In terms of the development of the OEP unit in the context of this course, I'm going to start by presenting the current handbook, scheme of work and assignment briefs, and the feedback given to me so far by the other three members of the team. They have given some great suggestions for tweaks that might be needed, additions to the reading lists and topics that might need to be included in the face-to-face sessions. I think bringing all of this into one place will be a good start... and I'll take it from there!
In terms of the pedagogic approach itself... It's going to be quite problem-based; as with this course, participants will be asked to identify a project of their own quite early on, and base their assignments on this. The pre-course research activity and the first workshop day will be focused on getting participants engaged with some key issues and tools associated with Open Practice and the production of OERs.
Comments and additions from the teaching team (January 2013):
Re: 'Content' - resources, readings etc
Hilaire Graham (our Senior Educational Developer) recommended this online teaching manifesto (from the MSc eLearning at the University of Edinburgh) as a useful resource for participants: http://onlineteachingmanifesto.wordpress.com/the-text/. In rediscovering this I then found a link to Jesse Stommel's manifesto for online learning, which also raises some fantastic points about openness in education generally. Jesse (@Jessifer on twitter) is currently leading #moocmooc (a mooc about moocs). (at this point I am wondering about the distinction between Open Education and Online Education...whether there *is* a distinction, and whether one needs to be made...)
Chris suggested the following book: Remix: Making Art and Commerce Thrive in the Hybrid Economy -And all these - http://www.open.ac.uk/score/publications
John Casey suggested the following: A Basic Guide to Open Educational Resources (OER) by Asha Kanwar (COL) (Editor), Stamenka Uvalić-Trumbić (UNESCO) (Editor), Neil Butcher (Author) Publishers: COL, UNESCO (July 2011)
And Creative Commons Licences – are they right for you? By John Casey, Published in the Arts Libraries Journal vol.37 No.22012
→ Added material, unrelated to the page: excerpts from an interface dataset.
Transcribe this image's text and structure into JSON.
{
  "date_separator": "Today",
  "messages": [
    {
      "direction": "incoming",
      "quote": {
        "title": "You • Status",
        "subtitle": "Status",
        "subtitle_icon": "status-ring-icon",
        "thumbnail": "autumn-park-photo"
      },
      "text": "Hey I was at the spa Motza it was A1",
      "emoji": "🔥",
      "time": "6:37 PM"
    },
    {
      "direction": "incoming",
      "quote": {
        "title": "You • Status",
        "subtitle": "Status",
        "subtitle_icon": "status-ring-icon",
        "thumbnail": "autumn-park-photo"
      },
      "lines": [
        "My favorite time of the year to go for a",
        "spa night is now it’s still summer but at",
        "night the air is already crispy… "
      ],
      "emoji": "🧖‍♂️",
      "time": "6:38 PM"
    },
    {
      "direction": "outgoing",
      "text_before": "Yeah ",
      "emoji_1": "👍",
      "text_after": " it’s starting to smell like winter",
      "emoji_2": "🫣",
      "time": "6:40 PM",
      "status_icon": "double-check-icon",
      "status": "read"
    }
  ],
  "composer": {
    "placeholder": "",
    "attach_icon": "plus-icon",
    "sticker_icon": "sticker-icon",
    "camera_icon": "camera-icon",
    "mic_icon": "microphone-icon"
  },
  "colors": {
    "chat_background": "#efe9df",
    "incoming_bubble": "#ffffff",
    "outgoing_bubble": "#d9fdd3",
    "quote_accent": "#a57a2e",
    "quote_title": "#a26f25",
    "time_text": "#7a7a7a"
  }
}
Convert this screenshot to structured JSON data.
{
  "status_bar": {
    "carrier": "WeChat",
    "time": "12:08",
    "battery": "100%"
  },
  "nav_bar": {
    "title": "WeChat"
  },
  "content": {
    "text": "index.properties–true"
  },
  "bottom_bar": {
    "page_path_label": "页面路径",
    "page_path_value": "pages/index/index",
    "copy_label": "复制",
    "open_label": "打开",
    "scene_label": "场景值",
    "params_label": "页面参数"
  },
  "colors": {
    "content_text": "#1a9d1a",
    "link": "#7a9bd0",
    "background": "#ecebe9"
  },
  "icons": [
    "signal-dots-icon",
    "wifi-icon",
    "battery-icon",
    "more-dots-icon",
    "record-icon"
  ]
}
Both John Jackson and Chris highlighted the need for an introduction to 'basic tools and processes' at the start of the course. I'm in agreement... but having cut my teeth on 'technical inductions' for PG Cert cohorts in the past I know how important it is to pitch this right, and - most importantly - make it interactive. Maybe I should get on the case and book a computer room for a couple of hours for February 25th...
Chris recommended the creation of a specific project group within Process Arts for the OEP projects, as we did for last year's Teaching Development Projects.
Chris also raised the question of an open platform space for the course; I presume he means *instead* of Moodle.. although as I understand it we can enable guest access to Moodle courses. This wouldn't allow guests the same degree of interaction, but they could follow links out to participants' blogs and to our Process Arts area for sure. I think the long-term plan (perhaps for 2014) is to move towards more open delivery of the course itself, although too much 'meta' ness can make things more complex than they need to be...
John Casey raised the following point about AE3, which I will definitely take on board - and may actually put in the opening paragraph of the handbook!
If people are expected to upload a final report to Process.arts it would be good to highlight this in the course introduction I.e. Something like 'As part of the course you will be expected to share your final report openly with the world as an OER under a Creative Commons Licence' This alerts them to the fact early on and might also give us something to discuss with them.
16:56 on 11 January 2013 (Edited 17:02 on 11 January 2013)